‘Please, Queen Hel, without Baldur we cannot survive. There can be no future for Asgard without his presence,’ he cried.

But Hel would not be moved. She held out for three days and three nights, while Hermod stayed right by her side, begging and pleading and offering every conceivable reason why Baldur should be released. And finally the Queen of darkness gave in.

‘Return at once to Asgard,’ she said harshly, ‘and if what you say is true, if everything – living and inanimate – in Asgard loves Baldur and cannot live without him, then he will be released. But if there is even one dissenter, if there is even one stone in your land who does not mourn the passing of Baldur, then he shall remain here with me.’

Hermod was gladdened by this news, for he knew that everyone – including Hodur who had sent the fatal arrow flying through the air – loved Baldur. He agreed to these terms at once, and set off for Asgard, relaying himself and his news with speed that astonished all who saw him arrive.

Immediately, Odin sent messengers to all corners of the universe, asking for tears to be shed for Baldur. And as they travelled, everyone and everything began to weep, until a torrent of water rushed across the tree of life. And after everyone had been approached, and each had shed his tears, the messengers made their way back to Odin’s palace with glee. Baldur would be released, there could be no doubt!

But it was not to be, for as the last messenger travelled back to the palace, he noticed the form of an old beggar, hidden in the darkness of a cave. He approached her then, and bid her to cry for Baldur, but she did not. Her eyes remained dry. The uproar was carried across to the palace, and Odin himself came to see ‘dry eyes’, whose inability to shed tears would cost him the life of his son. He stared into those eyes and he saw then what the messenger had failed to see, what Frigga had failed to see, and what had truly caused the death of Baldur. For those eyes belonged to none other than Loki, and it was he who had murdered Baldur as surely as if the arrow had left his own hands.
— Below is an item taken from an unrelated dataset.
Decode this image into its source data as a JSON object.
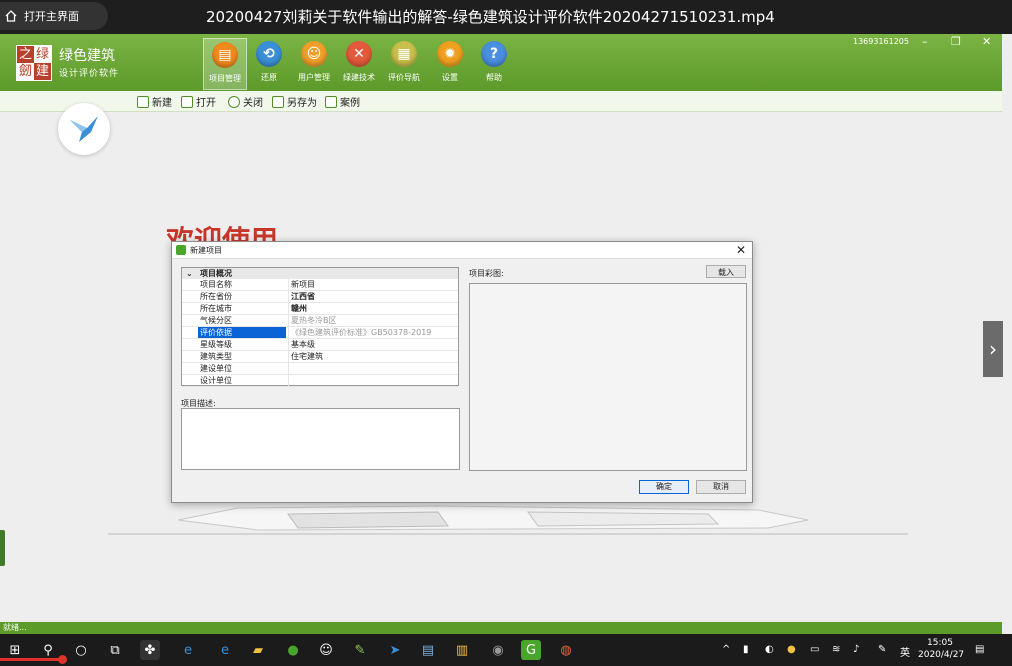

The sacred code of Asgard had been broken, for blood had been spilled by one of their own, in their own land. The end of the world was nigh – but first, Loki would be punished once and for all.

The next story tells of Ragnarok

The first Norse Myth is Creation

The second Norse Myth is Odin and Frigga

And the third tells of the Valkyrie

The fourth Myth tells how Thor Gained his Hammer.

The fifth tale is about Loki

The Sixth focuses on the God Heimdall, the guardian of the Bifrost

The Seventh myth covers the story of the Tyr and the Sword of Destiny

The Eighth story tells of The Volsungs

Part of a series on world myths and legends, released through Libsyn, on These Fantastic Worlds SF & Fantasy Fiction Podcast on iTunes, Apple Podcasts, Google Play, Spotify, Vurbl and Stitcher and more. Also on this blog, These Fantastic Worlds. RSS feeds available on request by email.

Text based on Norse Myths, General Editor Jake Jackson. Copyright © 2014 Flame Tree Publishing Ltd. ISBN: 9780857758200. This and other books on African, Indian, Polynesian, Aztec, Greek, Celtic and mythology are available online at flametreepublishing.com and in store worldwide, including Amazon, BookDepository, Barnes and Noble, Indigo, Blackwells and Waterstones.

Online production, images and audio © 2022 Jake Jackson, thesefantasticworlds.com. Thanks to Frances Bodiam and Elise Wells, Logic ProX, Sound Studio, the Twisted Wave Recorder App, and Scrivener.

More Tales, More Audio

The first 100 tales in this series are new stories by Jake Jackson, on subjects ranging from robots, dystopia, haunted houses, dark fantasy and long shadows, including:

And a carousel of 10 audio stories from the podcast with information about submissions.

Here's a related post, 5 Steps to the SF and Fantasy Podcasts.

132 episodes